Robert Bergman, MD, has been a psychiatrist for more than 50 years. Some years ago, he was the chief of the mental health program for the Navajo Nation and the chief of mental health programs for the Indian Health Service nationally. He is a supervising and training analyst at the Seattle Psychoanalytic Society and institute, and a clinical professor in the Department of Psychiatry and Behavioral Sciences at the University of Washington. He has taught and consulted with many therapists and analysts. Bob’s book of essays is a collection of his engaging and humorous talks given annually to the Seattle psychotherapy community and covers topics such as Shame as an Interactive Phenomenon, Criticism and Defensiveness, The Need to be Better Than Others, Injury and Bitterness, and Enthusiasm and Meaning. He brings a lively interest to a wide range of applications of psychoanalytic thought.
Available In-Service Topics
Insecurity and Defensiveness
The mixing together of people from all over has destroyed our certainty that we know how to live. The perception of social failure—shame—permeates the daily experience of the people we work with, and ourselves. It leads to the impulse to be defensive, which is universal and hard to resist, but defensiveness, some of which is embedded in common psychotherapeutic practice is destructive.
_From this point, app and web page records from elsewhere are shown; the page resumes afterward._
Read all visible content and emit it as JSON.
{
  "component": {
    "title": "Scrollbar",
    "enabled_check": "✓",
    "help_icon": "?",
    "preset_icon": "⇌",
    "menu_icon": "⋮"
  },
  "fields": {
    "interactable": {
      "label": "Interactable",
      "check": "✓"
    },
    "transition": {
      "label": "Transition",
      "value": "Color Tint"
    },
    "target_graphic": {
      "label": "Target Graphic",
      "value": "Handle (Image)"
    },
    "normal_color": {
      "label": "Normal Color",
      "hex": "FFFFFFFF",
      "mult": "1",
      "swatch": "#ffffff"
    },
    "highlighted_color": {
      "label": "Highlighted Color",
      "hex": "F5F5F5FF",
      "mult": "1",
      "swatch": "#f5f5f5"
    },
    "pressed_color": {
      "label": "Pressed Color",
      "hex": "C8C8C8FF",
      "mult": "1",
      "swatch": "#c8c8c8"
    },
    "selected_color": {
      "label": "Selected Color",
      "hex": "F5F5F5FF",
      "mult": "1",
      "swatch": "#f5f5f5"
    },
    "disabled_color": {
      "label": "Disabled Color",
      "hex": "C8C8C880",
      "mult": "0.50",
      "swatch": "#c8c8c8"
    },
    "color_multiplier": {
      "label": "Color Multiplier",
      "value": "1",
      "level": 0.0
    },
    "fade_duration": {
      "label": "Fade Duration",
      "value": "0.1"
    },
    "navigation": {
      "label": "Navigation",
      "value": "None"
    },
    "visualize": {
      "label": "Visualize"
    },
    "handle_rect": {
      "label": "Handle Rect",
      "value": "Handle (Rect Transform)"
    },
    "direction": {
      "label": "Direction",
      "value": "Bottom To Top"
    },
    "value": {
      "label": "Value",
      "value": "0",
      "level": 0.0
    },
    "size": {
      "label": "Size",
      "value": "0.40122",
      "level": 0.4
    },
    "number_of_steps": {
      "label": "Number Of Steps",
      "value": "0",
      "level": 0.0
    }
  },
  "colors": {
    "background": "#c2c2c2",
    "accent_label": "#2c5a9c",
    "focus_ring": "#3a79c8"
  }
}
Avoiding it improves our interactions with anyone and especially with the people who come to us for assistance.
Feelings and Motives
We do best when we pay attention to feelings, but feelings are secondary to motives, rather than motivating in and of themselves. Speaking of the circumstances that give rise to the emotions we observe or especially those we think are hidden is more likely to be useful than telling them what we think they feel. For example, “It’s a bad time for me to be away,” is more likely to lead to frank and useful dialogue than “You’re angry because I’m going to be away.”
Almost All Therapy is Cross-Cultural
American society has become so heterogeneous that it is rare that both people in therapist’s office are from the same subculture. Working with people of a markedly different culture throws into strong relief the need to be alert to misunderstandings and ignorance of the other person’s assumptions about life.
Some Idiosyncratic Opinions About Being a Parent
Many parents these days are over involved, over protective and over controlling. Quality time from the children’s point of view is often time when their parents leave them to their own devices. It is more valuable to promote occasions when children can play freely with their friends than to have play dates or adult-organized games. Freedom may lead to kids getting into Harvard, but if it doesn’t, they are better prepared for life and happier anyhow.
Bob is also available for consultation.